While the “Paddler’s Guide” section could be called the skills section, the “River Log” is the information section. Here, Ruskey breaks down each individual leg of the Lower Mississippi in detail: water levels, unique obstacles, what to expect and how to navigate each portion — from St. Louis all the way to Baton Rouge — complete with side trips and alternative routes along the way.
“Paddling the Lower Mississippi comes down to three crucial things: experience, good preparation, and the right vessel and gear,” Ruskey said. “With the right combination of those three things, paddling the river can be safe and enjoyable.”
Put Ins and Preservation

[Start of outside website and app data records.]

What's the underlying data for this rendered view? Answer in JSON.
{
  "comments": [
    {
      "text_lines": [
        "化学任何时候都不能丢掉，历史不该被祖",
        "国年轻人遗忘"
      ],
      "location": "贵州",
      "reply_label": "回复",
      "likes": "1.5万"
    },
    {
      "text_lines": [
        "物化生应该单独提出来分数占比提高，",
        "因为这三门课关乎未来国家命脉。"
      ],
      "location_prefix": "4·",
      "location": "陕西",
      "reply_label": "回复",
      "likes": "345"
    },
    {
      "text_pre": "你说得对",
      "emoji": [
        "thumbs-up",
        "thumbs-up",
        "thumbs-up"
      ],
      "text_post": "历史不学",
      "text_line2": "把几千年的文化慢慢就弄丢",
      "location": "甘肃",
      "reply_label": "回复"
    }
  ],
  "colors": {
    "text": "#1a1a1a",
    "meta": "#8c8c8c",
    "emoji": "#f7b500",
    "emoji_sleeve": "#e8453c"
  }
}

We asked Ruskey for some good spots for experienced, prepared, and well-equipped St. Louis-based paddlers to put in for a trip south on the Lower Mississippi. He suggests visiting him in Clarksdale.
“If you’re up for a road trip, Clarksdale is a great base for a two- to three-day adventure on the wildest stretch of the river, deep in the heart of the Mississippi/Arkansas Delta, where the river joyfully meanders between big islands, big forests, big beaches and big sky.”
Clarksdale is just a 350-mile (about 5.5-hour) drive south through Memphis.
“Chester [Illinois] and Cape Girardeau are great put-in spots as well,” said Ruskey. “The river is wild and beautiful along that stretch, and very easy to access.”
Both are within two hours of St. Louis.
Rivergator’s primary goal is to provide a means for more people to establish a connection with the Lower Mississippi.
“People that have a connection with a place have motivation to protect it,” Ruskey said.
And, from his perspective, it’s a place well worth preserving. Take it from a man with a life-long love affair with the Lower Mississippi. “The river flows through us. It’s part of us. It defines us. It’s the circulatory system of our nation, and we are responsible for protecting its wild and untamed beauty.”
John Ruskey, the Rivergator — artist, musician, writer, speaker, educator, entrepreneur, conservationist, and, as it turns out, poet, too.
Author: Nick Tilley is a regular contributor to Terrain Magazine.
Featured Image: Rivergator John Ruskey by Mathieu Despiau.